It is a well-known fact that wave power, and to a lesser extent, tidal power, could contribute massively to the overall energy picture. A recurring theme among wave power experts is that wave energy is where wind energy was three decades ago.
Producing energy from waves: In the face of climate change, driven by humankind’s dependence on greenhouse-gas-generating fossil fuels, many are looking towards the untapped resources of our oceans as a sustainable source of energy. Offshore wind energy, ocean thermal energy conversion, tidal energy, wave energy, and ocean current energy are all potential sources of renewable energy that make use of our ocean resources. A subset of these so-called “ocean renewable energy” sources is “marine and hydrokinetic energy,” which is defined as a source of electricity derived from “the motion of waves or the impounded flow of tides, ocean currents, or inland waterways,” including wave energy. The wave energy industry is still in its infancy, with technological challenges representing a key barrier to further development. This industry depends on the availability of large datasets and physical testing facilities to progress technological development. Due to the large costs involved, there is a motivation to simulate possible energy production scenarios to select the most suitable energy plant location.
Challenges: Although wave and tidal power have the potential to generate a sizeable percentage of needed electricity, this new technology must overcome significant hurdles to become commercially viable. Besides technical and maintenance problems, two significant challenges still persist. Firstly, with regards to the environment, it is necessary to ensure that marine life will be protected (companies must spend money to gather data on the potential impacts of projects). The other challenge relates to the accurate aggregation of data in order to effectively predict the best locations, the expected energy production and negative impacts on production equipment.

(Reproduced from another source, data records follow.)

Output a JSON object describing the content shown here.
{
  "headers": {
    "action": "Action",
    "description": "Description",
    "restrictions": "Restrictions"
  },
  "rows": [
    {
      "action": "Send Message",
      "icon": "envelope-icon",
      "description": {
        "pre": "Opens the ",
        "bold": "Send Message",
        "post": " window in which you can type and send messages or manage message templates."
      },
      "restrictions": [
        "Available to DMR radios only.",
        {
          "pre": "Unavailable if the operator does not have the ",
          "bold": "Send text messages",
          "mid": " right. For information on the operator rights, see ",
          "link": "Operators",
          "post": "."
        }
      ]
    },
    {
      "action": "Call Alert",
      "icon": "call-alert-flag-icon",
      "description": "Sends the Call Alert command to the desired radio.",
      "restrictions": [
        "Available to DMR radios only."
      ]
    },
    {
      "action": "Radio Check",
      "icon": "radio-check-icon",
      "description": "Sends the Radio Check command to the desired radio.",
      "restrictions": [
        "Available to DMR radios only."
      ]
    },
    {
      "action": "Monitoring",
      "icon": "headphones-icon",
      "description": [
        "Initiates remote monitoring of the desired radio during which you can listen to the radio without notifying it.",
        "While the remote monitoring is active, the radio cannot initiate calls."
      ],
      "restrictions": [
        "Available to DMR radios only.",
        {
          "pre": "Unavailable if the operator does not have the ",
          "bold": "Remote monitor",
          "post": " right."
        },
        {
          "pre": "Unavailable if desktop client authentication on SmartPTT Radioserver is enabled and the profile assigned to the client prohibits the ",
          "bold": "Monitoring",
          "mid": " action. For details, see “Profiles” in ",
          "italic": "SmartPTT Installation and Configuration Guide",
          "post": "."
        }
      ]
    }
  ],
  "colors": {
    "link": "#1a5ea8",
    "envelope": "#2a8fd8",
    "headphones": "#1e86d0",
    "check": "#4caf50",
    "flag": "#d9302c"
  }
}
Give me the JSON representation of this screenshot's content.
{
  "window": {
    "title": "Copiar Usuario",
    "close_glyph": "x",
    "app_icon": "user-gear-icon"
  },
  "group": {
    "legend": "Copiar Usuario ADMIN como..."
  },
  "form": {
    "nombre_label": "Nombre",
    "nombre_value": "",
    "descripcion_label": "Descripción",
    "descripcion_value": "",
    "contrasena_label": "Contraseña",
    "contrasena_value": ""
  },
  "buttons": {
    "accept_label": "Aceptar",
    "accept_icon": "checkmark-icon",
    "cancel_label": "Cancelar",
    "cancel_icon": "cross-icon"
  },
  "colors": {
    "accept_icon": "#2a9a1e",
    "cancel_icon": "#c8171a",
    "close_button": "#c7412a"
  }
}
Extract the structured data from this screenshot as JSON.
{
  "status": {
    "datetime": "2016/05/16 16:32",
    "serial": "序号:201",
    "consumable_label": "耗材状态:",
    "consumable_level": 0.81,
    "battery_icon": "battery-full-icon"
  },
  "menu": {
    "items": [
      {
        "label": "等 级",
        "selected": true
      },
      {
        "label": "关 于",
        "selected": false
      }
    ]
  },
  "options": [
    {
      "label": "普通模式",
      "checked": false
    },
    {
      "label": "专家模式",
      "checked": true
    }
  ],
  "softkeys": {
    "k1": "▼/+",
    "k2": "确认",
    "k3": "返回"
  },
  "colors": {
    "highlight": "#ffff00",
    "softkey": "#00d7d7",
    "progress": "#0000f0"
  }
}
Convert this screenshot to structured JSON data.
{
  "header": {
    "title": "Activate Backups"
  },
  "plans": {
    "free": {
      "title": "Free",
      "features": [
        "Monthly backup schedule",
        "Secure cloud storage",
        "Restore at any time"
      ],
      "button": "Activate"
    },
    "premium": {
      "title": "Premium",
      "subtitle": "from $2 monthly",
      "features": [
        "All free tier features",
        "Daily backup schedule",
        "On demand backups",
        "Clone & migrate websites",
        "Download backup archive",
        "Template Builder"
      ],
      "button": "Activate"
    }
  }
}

Based on the aforementioned discussion, BigDataOcean will support the process of gathering and accurately using ocean data to estimate the energy projects’ impact on ocean life, as well as the impact of the ocean on the installed equipment, the foreseen energy production, and the best locations. In Portugal, the organization responsible for the energy transport infrastructure (REN) is supporting these new forms of producing energy, working currently to setup the Oceanplug wave energy-testing zone. Having jurisdiction over a large area, they are currently studying the precise location of the power collectors, the corridors connecting to electrical grid, nautical infrastructure etc.
Through the BigDataOcean methodological approach and platform, NESTER (the REN R&D division involved in the project) and UNINOVA envision correlating existing data (e.g. in an environmental and geophysical framework) with further data and knowledge coming from different sources and sectors (e.g. weather, vessels, buoys, etc.). The methodology will include pre-processing, calibration and theoretical development, integrating all available ocean data to accelerate studies in the Oceanplug zone and potentially in other locations throughout Europe.